Before he takes the stage at Leeds‘ City Varieties, In The Middle sits down with comic Matt Forde
What can we expect from the new tour?
It’s a jam-packed show of jokes and impressions, trying to make sense of the absolute mayhem engulfing politics.
There are few comedians so closely associated with politics as you. Why do you use comedy to tackle some of the biggest political issues of today?
Because when all hell breaks loose, you have to find the funny side. Politics has gone crackers lately, comedy is the only way to deal with it. I mean, of course it’s not, but you know what I mean.
You‘ve interviewed the likes of Tony Blair and Nigel Farage. What‘s it like having one foot in the politics‘ camp and the other in the ‚comedy‘ camp? Does it get bewildering?
Oh it’s never bewildering. I’m obsessed with politics and love talking to people at the centre of it. I think it’s a real treat to sit opposite someone who’s taken big decisions or been involved in major events and understand what they went through and laugh about it.
Do you ever wish you could escape the “political comedian” tag‚?
Not at all. If I’m doing material about politics, I’m a political comic.
Why is comedy important right now in a period of such uncertainty?

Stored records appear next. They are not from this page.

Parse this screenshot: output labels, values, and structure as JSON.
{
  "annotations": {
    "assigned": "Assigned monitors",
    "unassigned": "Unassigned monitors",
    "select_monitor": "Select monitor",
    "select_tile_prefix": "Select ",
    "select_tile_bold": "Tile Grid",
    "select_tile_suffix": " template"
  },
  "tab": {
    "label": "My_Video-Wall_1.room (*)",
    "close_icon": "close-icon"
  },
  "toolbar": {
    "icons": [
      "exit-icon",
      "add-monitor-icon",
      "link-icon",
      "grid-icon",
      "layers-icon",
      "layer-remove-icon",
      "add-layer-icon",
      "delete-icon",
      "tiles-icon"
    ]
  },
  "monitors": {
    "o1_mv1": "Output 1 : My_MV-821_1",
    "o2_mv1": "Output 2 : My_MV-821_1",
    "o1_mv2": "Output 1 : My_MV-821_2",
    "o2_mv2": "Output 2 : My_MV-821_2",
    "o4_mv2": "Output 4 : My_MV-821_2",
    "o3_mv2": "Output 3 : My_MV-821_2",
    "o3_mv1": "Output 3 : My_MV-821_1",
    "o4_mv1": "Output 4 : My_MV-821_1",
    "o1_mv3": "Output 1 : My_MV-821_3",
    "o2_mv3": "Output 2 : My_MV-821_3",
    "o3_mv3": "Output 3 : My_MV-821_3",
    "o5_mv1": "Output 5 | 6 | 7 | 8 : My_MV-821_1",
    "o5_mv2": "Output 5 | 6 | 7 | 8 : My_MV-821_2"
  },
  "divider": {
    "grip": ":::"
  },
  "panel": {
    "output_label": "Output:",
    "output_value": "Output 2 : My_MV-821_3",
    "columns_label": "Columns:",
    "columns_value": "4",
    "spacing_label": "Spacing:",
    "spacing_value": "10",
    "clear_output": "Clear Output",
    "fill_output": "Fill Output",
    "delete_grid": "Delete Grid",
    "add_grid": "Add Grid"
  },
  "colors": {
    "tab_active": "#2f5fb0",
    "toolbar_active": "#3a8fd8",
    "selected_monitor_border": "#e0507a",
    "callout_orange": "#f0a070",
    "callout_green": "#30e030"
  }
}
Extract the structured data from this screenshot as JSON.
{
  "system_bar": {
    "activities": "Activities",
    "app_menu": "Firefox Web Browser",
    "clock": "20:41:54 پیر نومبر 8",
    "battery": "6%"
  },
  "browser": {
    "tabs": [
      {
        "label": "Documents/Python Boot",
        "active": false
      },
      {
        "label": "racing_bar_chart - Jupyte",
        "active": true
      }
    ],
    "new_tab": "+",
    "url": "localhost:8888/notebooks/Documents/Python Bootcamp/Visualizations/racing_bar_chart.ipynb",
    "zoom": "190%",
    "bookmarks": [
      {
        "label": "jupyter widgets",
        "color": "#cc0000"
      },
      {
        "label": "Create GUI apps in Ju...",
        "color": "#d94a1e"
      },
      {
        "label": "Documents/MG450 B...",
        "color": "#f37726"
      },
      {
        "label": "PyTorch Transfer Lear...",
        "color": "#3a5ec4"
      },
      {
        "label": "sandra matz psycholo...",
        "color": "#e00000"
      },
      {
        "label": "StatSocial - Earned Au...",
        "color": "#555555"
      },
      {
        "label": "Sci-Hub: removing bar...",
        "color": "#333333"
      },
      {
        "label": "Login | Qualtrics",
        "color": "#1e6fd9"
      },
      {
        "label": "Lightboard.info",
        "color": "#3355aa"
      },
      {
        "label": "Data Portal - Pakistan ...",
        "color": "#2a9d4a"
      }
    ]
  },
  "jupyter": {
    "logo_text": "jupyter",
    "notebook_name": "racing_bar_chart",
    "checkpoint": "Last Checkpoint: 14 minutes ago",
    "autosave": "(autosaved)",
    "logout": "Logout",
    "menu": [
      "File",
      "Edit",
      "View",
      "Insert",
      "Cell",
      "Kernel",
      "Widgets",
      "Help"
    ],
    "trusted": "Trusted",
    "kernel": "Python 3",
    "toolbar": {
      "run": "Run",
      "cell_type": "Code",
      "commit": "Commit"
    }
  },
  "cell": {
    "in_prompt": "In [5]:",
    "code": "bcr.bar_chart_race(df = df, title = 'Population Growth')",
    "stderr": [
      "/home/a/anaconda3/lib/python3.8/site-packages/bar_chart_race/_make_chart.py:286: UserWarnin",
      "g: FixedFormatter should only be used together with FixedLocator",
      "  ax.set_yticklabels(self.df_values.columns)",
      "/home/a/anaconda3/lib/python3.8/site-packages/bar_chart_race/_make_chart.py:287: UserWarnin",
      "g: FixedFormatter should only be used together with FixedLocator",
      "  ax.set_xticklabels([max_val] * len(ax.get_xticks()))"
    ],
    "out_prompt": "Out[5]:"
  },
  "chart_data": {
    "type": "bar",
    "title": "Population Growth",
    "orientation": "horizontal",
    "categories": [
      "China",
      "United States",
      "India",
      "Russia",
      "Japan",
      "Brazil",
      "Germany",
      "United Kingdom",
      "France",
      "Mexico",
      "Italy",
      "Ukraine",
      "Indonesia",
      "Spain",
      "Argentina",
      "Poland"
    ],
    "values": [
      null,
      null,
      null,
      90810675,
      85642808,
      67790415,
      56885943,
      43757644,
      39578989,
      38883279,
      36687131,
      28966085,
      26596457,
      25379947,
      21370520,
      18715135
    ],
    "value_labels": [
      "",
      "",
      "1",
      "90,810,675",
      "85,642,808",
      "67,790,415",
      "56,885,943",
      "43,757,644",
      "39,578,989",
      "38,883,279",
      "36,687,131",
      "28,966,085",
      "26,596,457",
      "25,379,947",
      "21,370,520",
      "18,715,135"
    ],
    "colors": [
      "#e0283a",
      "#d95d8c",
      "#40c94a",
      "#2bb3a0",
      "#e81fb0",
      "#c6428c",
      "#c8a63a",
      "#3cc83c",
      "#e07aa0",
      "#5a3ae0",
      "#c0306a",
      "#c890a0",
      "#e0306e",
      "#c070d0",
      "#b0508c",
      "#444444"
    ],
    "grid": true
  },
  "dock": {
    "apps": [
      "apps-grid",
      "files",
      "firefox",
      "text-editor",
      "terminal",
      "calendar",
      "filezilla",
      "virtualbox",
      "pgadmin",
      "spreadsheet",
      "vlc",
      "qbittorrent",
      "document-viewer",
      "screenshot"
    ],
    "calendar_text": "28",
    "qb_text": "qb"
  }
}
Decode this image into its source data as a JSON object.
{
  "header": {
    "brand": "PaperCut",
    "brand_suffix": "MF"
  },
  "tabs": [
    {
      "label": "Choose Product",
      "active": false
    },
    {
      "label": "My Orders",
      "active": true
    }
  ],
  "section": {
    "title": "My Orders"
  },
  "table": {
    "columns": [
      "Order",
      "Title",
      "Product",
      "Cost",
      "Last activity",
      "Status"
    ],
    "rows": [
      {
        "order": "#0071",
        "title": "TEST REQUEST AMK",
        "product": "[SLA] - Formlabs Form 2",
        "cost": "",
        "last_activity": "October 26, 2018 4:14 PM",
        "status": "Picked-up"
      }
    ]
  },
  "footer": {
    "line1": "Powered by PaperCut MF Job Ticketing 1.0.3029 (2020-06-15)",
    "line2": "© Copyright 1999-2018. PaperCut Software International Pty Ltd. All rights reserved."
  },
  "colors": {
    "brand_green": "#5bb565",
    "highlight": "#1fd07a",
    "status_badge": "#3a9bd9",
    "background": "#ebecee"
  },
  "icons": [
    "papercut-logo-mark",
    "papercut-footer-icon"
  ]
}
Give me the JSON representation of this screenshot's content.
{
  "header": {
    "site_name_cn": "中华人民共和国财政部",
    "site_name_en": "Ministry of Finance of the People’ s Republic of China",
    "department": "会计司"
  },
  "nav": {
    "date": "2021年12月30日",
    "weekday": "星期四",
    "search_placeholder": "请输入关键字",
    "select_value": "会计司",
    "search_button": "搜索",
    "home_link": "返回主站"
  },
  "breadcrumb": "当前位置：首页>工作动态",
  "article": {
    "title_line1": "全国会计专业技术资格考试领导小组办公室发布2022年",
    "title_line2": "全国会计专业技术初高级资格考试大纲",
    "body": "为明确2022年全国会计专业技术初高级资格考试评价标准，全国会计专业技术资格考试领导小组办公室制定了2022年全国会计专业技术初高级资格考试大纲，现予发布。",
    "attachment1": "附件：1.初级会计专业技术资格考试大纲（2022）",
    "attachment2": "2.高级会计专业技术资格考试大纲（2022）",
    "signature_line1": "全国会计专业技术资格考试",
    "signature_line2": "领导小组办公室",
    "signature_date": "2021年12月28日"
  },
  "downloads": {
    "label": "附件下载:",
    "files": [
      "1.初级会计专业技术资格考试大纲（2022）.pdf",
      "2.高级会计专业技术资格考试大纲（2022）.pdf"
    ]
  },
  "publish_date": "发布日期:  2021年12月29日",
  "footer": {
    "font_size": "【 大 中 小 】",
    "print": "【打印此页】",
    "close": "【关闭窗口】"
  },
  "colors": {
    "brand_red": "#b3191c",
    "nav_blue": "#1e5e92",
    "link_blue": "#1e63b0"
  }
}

Laughter helps you cope! Whether it’s with friends or family or at the Leeds City Varieties howling with laughter at some guy called Matt Forde.
You‘re current show has been described as a ‘‘slick, entertaining hour” Given your status now, who would you point to as the best emerging talent in British comedy?
Let me just say that on the first part, I completely agree. It’s slick, entertaining and I would even add “funny”. Jess Robinson is a phenomenal impressionist. Her shows are ram-packed with brilliant voices and songs. I’m amazed that she’s not got her own TV show yet. She’s the only comic I’ve seen get standing ovations in Edinburgh.
Could you comment on what Brexit will mean for comedy and for the arts in general?
It’ll provoke a lot of people to create comedy, music, theatre and art about it. As all big events and moments do. On both sides you’ll have people inspired by it or angry about it and that fuels creativity. In that regard it will be very positive for the arts.
I just hope that it doesn’t make it harder for talented people to come and perform here or indeed for talented British people to perform abroad.
Matt Forde: It‘s My Political Party (and I‘ll Cry if I Want To) is at Leeds City Varities on Sunday 13th November
(Image courtesy of Matt Forde)